**WHAT IS NEEDED**: All entries shown below must be given again word for word.
==================================================
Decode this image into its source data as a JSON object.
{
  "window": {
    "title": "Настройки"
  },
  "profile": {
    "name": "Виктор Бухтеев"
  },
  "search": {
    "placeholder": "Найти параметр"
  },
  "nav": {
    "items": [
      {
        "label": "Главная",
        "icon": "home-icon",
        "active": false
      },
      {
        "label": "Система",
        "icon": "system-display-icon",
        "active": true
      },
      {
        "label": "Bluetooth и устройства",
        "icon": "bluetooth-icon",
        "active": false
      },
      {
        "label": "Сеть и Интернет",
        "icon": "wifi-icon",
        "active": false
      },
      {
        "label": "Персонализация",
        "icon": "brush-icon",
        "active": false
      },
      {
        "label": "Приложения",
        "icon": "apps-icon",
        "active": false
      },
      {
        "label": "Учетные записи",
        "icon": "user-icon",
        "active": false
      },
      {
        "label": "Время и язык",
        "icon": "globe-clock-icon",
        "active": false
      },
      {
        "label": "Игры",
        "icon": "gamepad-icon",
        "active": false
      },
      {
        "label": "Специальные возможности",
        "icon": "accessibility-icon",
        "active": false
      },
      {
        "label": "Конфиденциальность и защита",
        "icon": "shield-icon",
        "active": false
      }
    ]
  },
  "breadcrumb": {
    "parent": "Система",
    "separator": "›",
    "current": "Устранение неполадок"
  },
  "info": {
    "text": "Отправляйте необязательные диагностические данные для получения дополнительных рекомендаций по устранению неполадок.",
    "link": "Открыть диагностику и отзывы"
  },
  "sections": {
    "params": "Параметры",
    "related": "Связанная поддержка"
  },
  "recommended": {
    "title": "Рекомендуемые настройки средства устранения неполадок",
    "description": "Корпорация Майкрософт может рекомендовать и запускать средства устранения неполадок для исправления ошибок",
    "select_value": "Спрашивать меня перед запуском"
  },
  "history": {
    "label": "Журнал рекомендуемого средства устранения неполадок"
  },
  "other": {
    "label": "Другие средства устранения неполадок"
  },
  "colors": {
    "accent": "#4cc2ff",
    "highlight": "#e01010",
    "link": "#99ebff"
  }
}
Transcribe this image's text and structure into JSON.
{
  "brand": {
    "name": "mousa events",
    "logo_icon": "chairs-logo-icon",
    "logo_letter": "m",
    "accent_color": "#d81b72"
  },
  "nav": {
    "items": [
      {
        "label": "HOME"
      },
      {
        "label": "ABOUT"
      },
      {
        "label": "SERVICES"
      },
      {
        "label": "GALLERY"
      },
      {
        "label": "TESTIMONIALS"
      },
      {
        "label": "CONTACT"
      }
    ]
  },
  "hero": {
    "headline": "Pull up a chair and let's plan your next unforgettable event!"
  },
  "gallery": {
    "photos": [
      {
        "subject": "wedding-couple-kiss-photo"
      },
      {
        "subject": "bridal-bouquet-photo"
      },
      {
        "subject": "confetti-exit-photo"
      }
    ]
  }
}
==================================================
**EXERCISE SOLUTION**:
Decode this image into its source data as a JSON object.
{
  "window": {
    "title": "Настройки"
  },
  "profile": {
    "name": "Виктор Бухтеев"
  },
  "search": {
    "placeholder": "Найти параметр"
  },
  "nav": {
    "items": [
      {
        "label": "Главная",
        "icon": "home-icon",
        "active": false
      },
      {
        "label": "Система",
        "icon": "system-display-icon",
        "active": true
      },
      {
        "label": "Bluetooth и устройства",
        "icon": "bluetooth-icon",
        "active": false
      },
      {
        "label": "Сеть и Интернет",
        "icon": "wifi-icon",
        "active": false
      },
      {
        "label": "Персонализация",
        "icon": "brush-icon",
        "active": false
      },
      {
        "label": "Приложения",
        "icon": "apps-icon",
        "active": false
      },
      {
        "label": "Учетные записи",
        "icon": "user-icon",
        "active": false
      },
      {
        "label": "Время и язык",
        "icon": "globe-clock-icon",
        "active": false
      },
      {
        "label": "Игры",
        "icon": "gamepad-icon",
        "active": false
      },
      {
        "label": "Специальные возможности",
        "icon": "accessibility-icon",
        "active": false
      },
      {
        "label": "Конфиденциальность и защита",
        "icon": "shield-icon",
        "active": false
      }
    ]
  },
  "breadcrumb": {
    "parent": "Система",
    "separator": "›",
    "current": "Устранение неполадок"
  },
  "info": {
    "text": "Отправляйте необязательные диагностические данные для получения дополнительных рекомендаций по устранению неполадок.",
    "link": "Открыть диагностику и отзывы"
  },
  "sections": {
    "params": "Параметры",
    "related": "Связанная поддержка"
  },
  "recommended": {
    "title": "Рекомендуемые настройки средства устранения неполадок",
    "description": "Корпорация Майкрософт может рекомендовать и запускать средства устранения неполадок для исправления ошибок",
    "select_value": "Спрашивать меня перед запуском"
  },
  "history": {
    "label": "Журнал рекомендуемого средства устранения неполадок"
  },
  "other": {
    "label": "Другие средства устранения неполадок"
  },
  "colors": {
    "accent": "#4cc2ff",
    "highlight": "#e01010",
    "link": "#99ebff"
  }
}
Transcribe this image's text and structure into JSON.
{
  "brand": {
    "name": "mousa events",
    "logo_icon": "chairs-logo-icon",
    "logo_letter": "m",
    "accent_color": "#d81b72"
  },
  "nav": {
    "items": [
      {
        "label": "HOME"
      },
      {
        "label": "ABOUT"
      },
      {
        "label": "SERVICES"
      },
      {
        "label": "GALLERY"
      },
      {
        "label": "TESTIMONIALS"
      },
      {
        "label": "CONTACT"
      }
    ]
  },
  "hero": {
    "headline": "Pull up a chair and let's plan your next unforgettable event!"
  },
  "gallery": {
    "photos": [
      {
        "subject": "wedding-couple-kiss-photo"
      },
      {
        "subject": "bridal-bouquet-photo"
      },
      {
        "subject": "confetti-exit-photo"
      }
    ]
  }
}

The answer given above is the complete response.